- What the task asks:
All the data must be output exactly as given.

== Segment start ==

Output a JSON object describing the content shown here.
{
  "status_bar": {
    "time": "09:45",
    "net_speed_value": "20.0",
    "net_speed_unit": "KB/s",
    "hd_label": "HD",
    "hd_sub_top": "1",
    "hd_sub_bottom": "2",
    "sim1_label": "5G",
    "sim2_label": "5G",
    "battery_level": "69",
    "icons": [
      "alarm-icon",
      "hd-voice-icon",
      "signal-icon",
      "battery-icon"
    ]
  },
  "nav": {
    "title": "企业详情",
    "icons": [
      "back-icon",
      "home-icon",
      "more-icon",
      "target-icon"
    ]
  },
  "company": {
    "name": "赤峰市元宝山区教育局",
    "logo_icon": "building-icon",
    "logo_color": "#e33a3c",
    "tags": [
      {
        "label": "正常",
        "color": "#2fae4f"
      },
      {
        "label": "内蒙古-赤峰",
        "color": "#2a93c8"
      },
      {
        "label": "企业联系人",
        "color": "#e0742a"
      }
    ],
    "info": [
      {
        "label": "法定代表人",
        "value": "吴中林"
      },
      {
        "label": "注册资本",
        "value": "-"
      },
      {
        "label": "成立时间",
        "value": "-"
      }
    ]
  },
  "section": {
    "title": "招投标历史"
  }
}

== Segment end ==

- Expected output:
Output a JSON object describing the content shown here.
{
  "status_bar": {
    "time": "09:45",
    "net_speed_value": "20.0",
    "net_speed_unit": "KB/s",
    "hd_label": "HD",
    "hd_sub_top": "1",
    "hd_sub_bottom": "2",
    "sim1_label": "5G",
    "sim2_label": "5G",
    "battery_level": "69",
    "icons": [
      "alarm-icon",
      "hd-voice-icon",
      "signal-icon",
      "battery-icon"
    ]
  },
  "nav": {
    "title": "企业详情",
    "icons": [
      "back-icon",
      "home-icon",
      "more-icon",
      "target-icon"
    ]
  },
  "company": {
    "name": "赤峰市元宝山区教育局",
    "logo_icon": "building-icon",
    "logo_color": "#e33a3c",
    "tags": [
      {
        "label": "正常",
        "color": "#2fae4f"
      },
      {
        "label": "内蒙古-赤峰",
        "color": "#2a93c8"
      },
      {
        "label": "企业联系人",
        "color": "#e0742a"
      }
    ],
    "info": [
      {
        "label": "法定代表人",
        "value": "吴中林"
      },
      {
        "label": "注册资本",
        "value": "-"
      },
      {
        "label": "成立时间",
        "value": "-"
      }
    ]
  },
  "section": {
    "title": "招投标历史"
  }
}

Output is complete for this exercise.